To many people the Magi are the ‘three wise men’ of Christmas cards and nativity plays, and of the carols we learnt as children. Yet what little we know of them suggests that they were on a journey of faith. Whatever their religious background we presume that they were not Jews yet they made the connection between their own observations of creation and the Jewish scriptures. They were earnestly searching for the truth. They were prepared to think outside of their cultural box. Yet ultimately, beneath all the historical and cultural baggage, there is only one truth. Their appearance in the Christmas story emphasises that The Word was made flesh for everyone. The Catechism (819) recognises that ‘many elements of sanctification and of truth are found outside the confines of the Catholic Church’. This is largely referring to non-Catholic Christians, accepting them ‘with respect and affection as brothers’ (818). It also reaches out to those of other religions (839 to 843) and to ‘those, through no fault of their own, do not know the Gospel of Christ or his Church, but who nevertheless seek God with a sincere heart’ (847). There are a lot of such people around us these days.
Is RCIA about helping people to become Catholics or Christians? The short answer to this question is, of course, ‘both’. Most people who embark on an RCIA programme want to explore the possibility of being received into the Catholic Church. But RCIA is more than just instruction in what the Catholic Church teaches, important though that is. It is where a group of people at various stages on their faith journey share their experiences and deepen their personal relationship with Jesus Christ together. The Magi were neither Jews, Catholics nor Baptists but I imagine them as deeply spiritual people who, in the words of the catechism, had come to ‘seek God with a sincere heart’.
Some years ago our RCIA group was joined by a lady who was a Baptist minister. She wasn’t considering becoming a Catholic herself but she came to bring a friend. Her friend had been baptised a Catholic but had never been confirmed. The Baptist minister wanted to help her friend to grow in faith in the living reality of Jesus Christ in her life and she thought the best way to do this was to bring her along to RCIA. We enjoyed having our Baptist friend with us each week. She shared her spiritual experience with us and enjoyed sharing ours. She came along to the Easter Vigil to see her friend being confirmed. RCIA is not, of course, primarily preparation of baptised Catholics for Confirmation, but, in this case, it was very appropriate.
I often wonder how we would feel if someone were to come to RCIA and, after getting a great deal out of it and growing in personal faith, were to decide to become a Methodist. The Holy Spirit can surprise us but it’s exciting to see him at work.

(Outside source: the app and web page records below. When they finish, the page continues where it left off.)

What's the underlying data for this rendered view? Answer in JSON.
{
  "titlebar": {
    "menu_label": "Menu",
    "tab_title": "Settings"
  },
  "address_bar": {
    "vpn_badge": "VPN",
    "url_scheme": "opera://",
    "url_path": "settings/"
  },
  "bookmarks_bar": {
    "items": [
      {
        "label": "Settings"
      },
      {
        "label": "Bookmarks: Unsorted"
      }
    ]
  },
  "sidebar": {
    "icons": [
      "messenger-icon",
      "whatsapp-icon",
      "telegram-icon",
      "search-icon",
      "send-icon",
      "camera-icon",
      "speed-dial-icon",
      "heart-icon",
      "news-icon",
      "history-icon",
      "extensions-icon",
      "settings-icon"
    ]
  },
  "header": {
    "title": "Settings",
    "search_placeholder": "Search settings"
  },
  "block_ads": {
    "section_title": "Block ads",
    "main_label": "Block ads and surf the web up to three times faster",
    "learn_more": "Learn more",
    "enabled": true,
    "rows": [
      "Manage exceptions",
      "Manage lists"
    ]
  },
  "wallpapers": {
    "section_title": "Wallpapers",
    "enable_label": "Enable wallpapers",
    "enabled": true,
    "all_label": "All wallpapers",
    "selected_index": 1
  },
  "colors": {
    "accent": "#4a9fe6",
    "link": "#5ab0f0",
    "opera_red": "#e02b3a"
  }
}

What many non-Catholic Christians respect about the Catholic Church is its spirituality – the distillation of 2000 years of reflection and spiritual experience. What we do in RCIA is to share what we have with each other as well as with our enquirers and catechumens. Not all of Our Lord’s disciples are Catholics by any means. If we share our spirituality, our personal relationship with God, rather than focus on just recruiting more Catholics, we shall help to build up the Church in a way that will stand the test of time. Many of the enquirers probably would want to be received into the Catholic Church – because they were hungry for more of spirituality which it offers. And those who do not become Catholics may well go on to build the Kingdom of Heaven in some other way that we would wish to support.
Ecumenism has come a long way since the 1960s. Back then it sometimes seemed that ‘Christian Unity’ could be a case of fudging differences in doctrine. Some cynics would say being united by not being sure what you believed. It soon became accepted that the way to be an ecumenical Catholic was to understand our own tradition better so that we were more able to share what we have with others of different traditions and discover the reality of our shared spirituality. Discussion of doctrinal differences is a job for theological experts and church leaders. Meanwhile there is plenty for the rest of us to get on with at grass-roots level.
John Ortberg wrote a challenging book called ‘if you want to walk on water you’ve got to get out of the boat’. Going into the world and making disciples does call for water-walking. The lives of many Saints, and of Christians in general, shows that it is amazing what people can do when they keep their eyes on Jesus rather than on the stormy waters around them.
But I’d like to focus on the importance of having a good strong boat to get back into when our attempts at water walking don’t quite come off. A boat where we can dry our clothes, get some encouragement from our friends, and, when necessary, learn some useful theory.
I chose to become a Catholic because it offered me a safe boat from which I could gingerly try a bit of water-walking. Non-catholic Christians who I meet whilst water-walking come from different boats yet they have been enticed out of them by the same Lord and they walk on the same water. We don’t always understand each other but what unites us is the common spirituality which lies beneath what we say.
Now we see through a mirror darkly but one day we may compare notes with the Magi.